And Yet She's Leading the Poll

The 'Soft Bias of Low Expectations'?

UPDATE: I checked the internals, and it's a poll of 1,563 people. So the 540 responses that are some variation of "liar/untrustworthy/criminal/corrupt/crooked" represent more than a third of total responses: 34.5%. That's not a question about whether or not people think that she's honest. It's a question about the first word that comes to your mind when you think of her.

Wasn't This Dr. Carson's Point?

A new study suggests that women's sexual orientation correlates with their romantic options.
Women in the study who were rated as more attractive — and so, presumably, could attract sexier mates — were more likely to identify themselves as completely straight than the women who were less attractive, according to a comprehensive survey of health and sexual behavior among teens and young adults.
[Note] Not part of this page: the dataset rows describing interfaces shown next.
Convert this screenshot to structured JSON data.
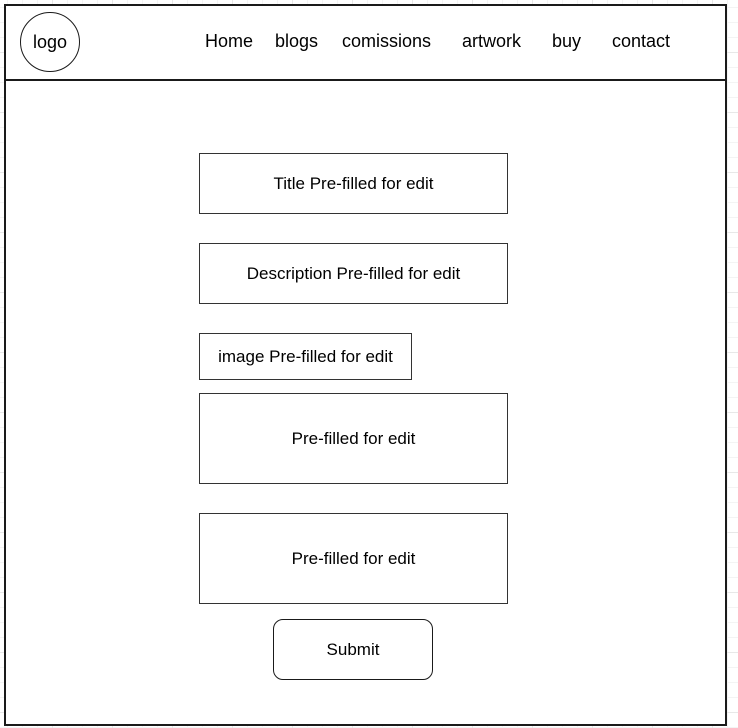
{
  "header": {
    "logo_label": "logo",
    "nav": [
      {
        "label": "Home"
      },
      {
        "label": "blogs"
      },
      {
        "label": "comissions"
      },
      {
        "label": "artwork"
      },
      {
        "label": "buy"
      },
      {
        "label": "contact"
      }
    ]
  },
  "form": {
    "fields": [
      {
        "name": "title",
        "value": "Title Pre-filled for edit"
      },
      {
        "name": "description",
        "value": "Description Pre-filled for edit"
      },
      {
        "name": "image",
        "value": "image Pre-filled for edit"
      },
      {
        "name": "field-4",
        "value": "Pre-filled for edit"
      },
      {
        "name": "field-5",
        "value": "Pre-filled for edit"
      }
    ],
    "submit_label": "Submit"
  }
}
In addition, the study confirmed that women tend to be more flexible than men in their sexual orientation, with women in the study being nearly three times more likely than men to experience a change in their orientation during the study.
"More flexible," sure, but Ben Carson got in a lot of trouble a little while ago for making a similar comment about the huge increase in male homosexual behavior among prisoners. Nobody doubts that there is more homosexual behavior among male prisoners than among males 'in the wild,' and the obvious reason is that they lack other outlets for their sexuality. You put someone in a prison and tell him he's going to be there for years, even decades, and he's got to figure out how to make a life for himself in that very long time.

Now, correlation isn't causation, and the study doesn't prove that Dr. Carson was right -- it's about women and not men, for one thing, and it's about women 'in the wild,' not women in prison. Finally, "orientation" may not change in many of these males: they may not 'become gay,' but they certainly do practice homosexuality.

Still, if on further study the correlation turned out be because of a causal effect, we'd have reason to think that Carson might be right. It would certainly be worth looking into via additional studies aimed directly at the question. Indeed, perhaps this study already suggests the worthiness of such studies. It certainly makes Carson's opinion sound less than foolish.